The structure of the Metropolitan Police's now-dissolved Police Central e-Crime Unit (PCeU) was a barrier to preventing some cyber crimes, according to an e-crime expert.
Richard Cox, CIO of the Spamhaus Project, an organisation that tracks spammers and works with law enforcement agencies worldwide to pursue them, said that the new National Cyber Crime Unit (NCCU), part of the National Crime agency (NCA) was more than just a rebranding exercise.
"The new cyber crime unit (NCCU) - this is people who know what they're doing. They're not the same old, same old, under a new name. There is a different management structure," Cox told the GovNet Communications' Cyber Security Summit in London.
He said that due to the structure of the PCeU, the understanding of the impact of a cyber crime was not fully understood.
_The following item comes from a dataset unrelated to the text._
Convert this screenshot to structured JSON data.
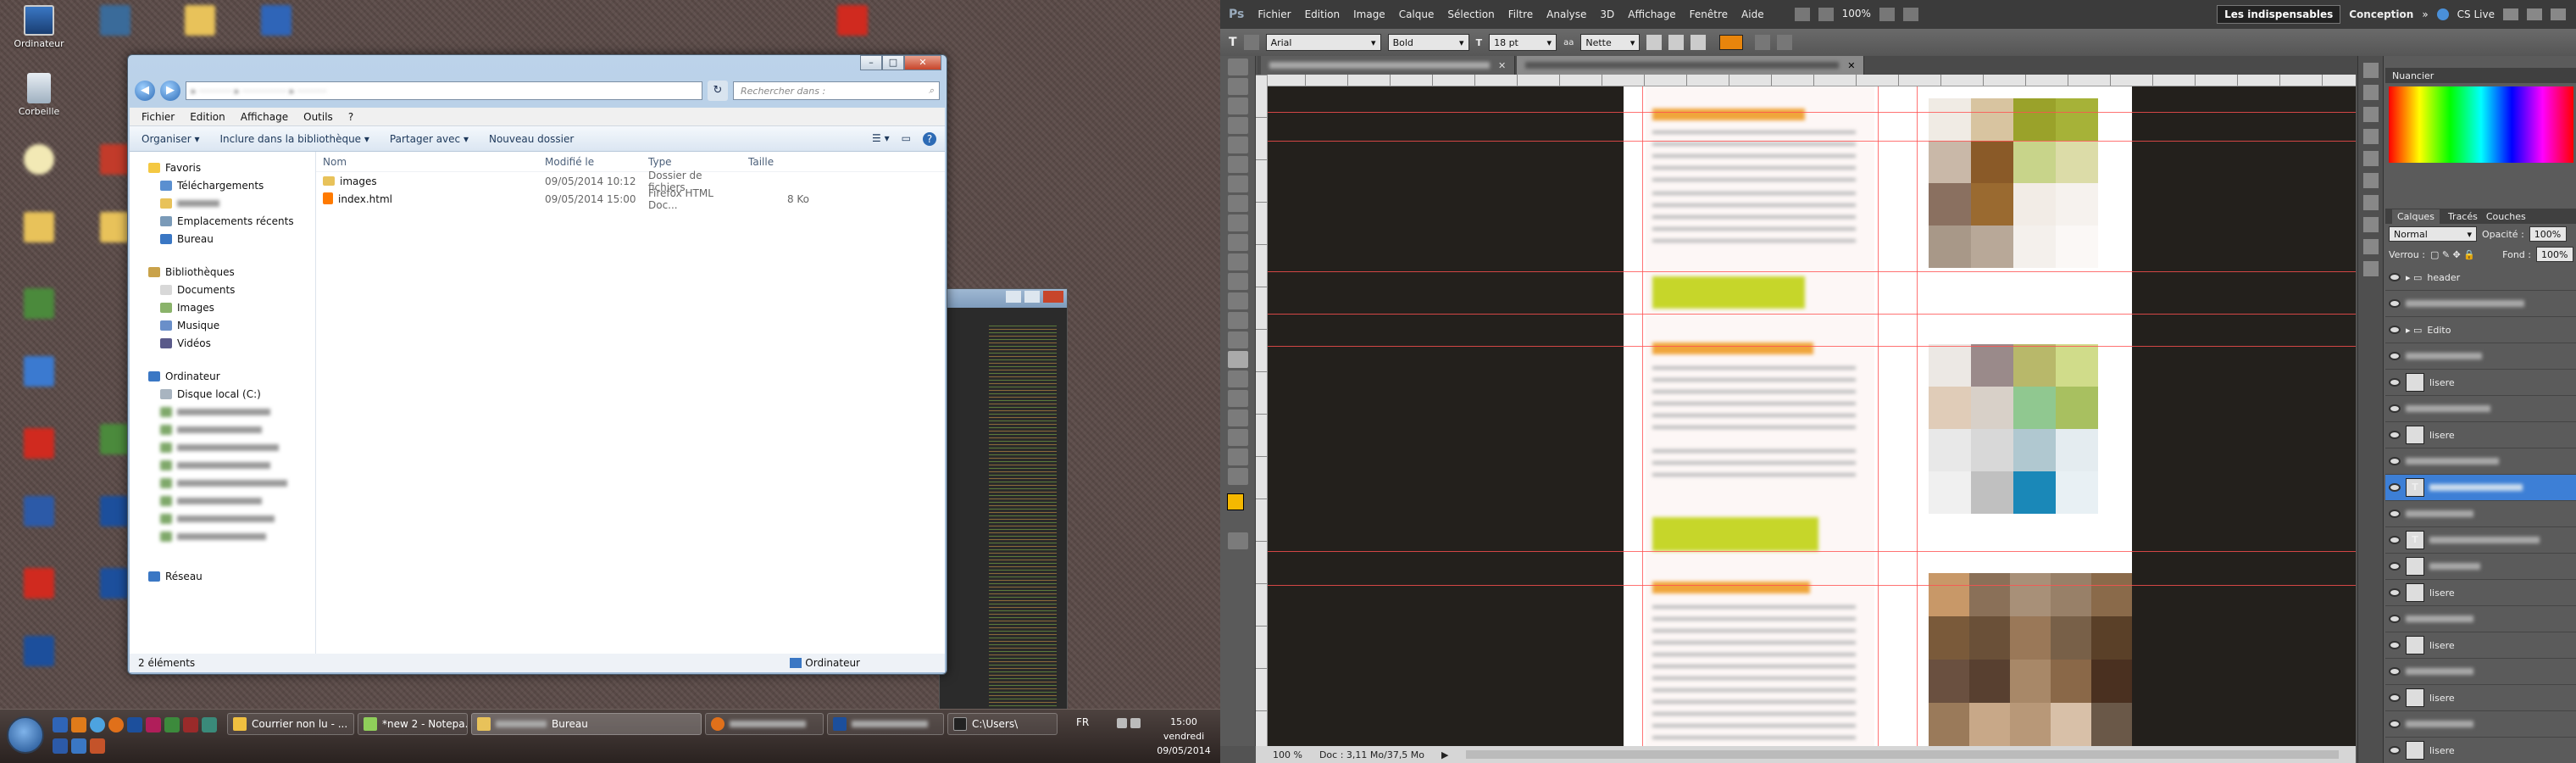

This is despite the unit tackling the cyber crimes it dealt with "very well".
In a final impact report, the Met Police reported that its PCeU had saved the UK £1.01 billion over the last two and a half years.
Meanwhile, in response to a counterargument from a member of the former PCeU at the conference, Cox explained:
"We frequently brought things to attention that didn't register with the police as being an issue they should deal with. If they had dealt with it, they could have got a lot more information than we had, and stopped more of the crime than we could.
"There were parts, particularly with dealing with the structure of the Internet - those are the parts that were missing. We have no badges, we have no guns. When people have to be physically stopped, only you can do it."
According to Cox, the new NCCU - with its new structure - has the capability to "look behind the issues".
"It was a structure issue, not a people issue. It was very easy for the full impact of something to be missed under the old structure," he said.
The PCeU was disbanded when the National Crime Agency was launched on 7 October 2013, taking on the remit for tackling cyber crime at a national level. The Met Police has retained its in-house cyber crime skills by creating a London-focused cyber crime unit.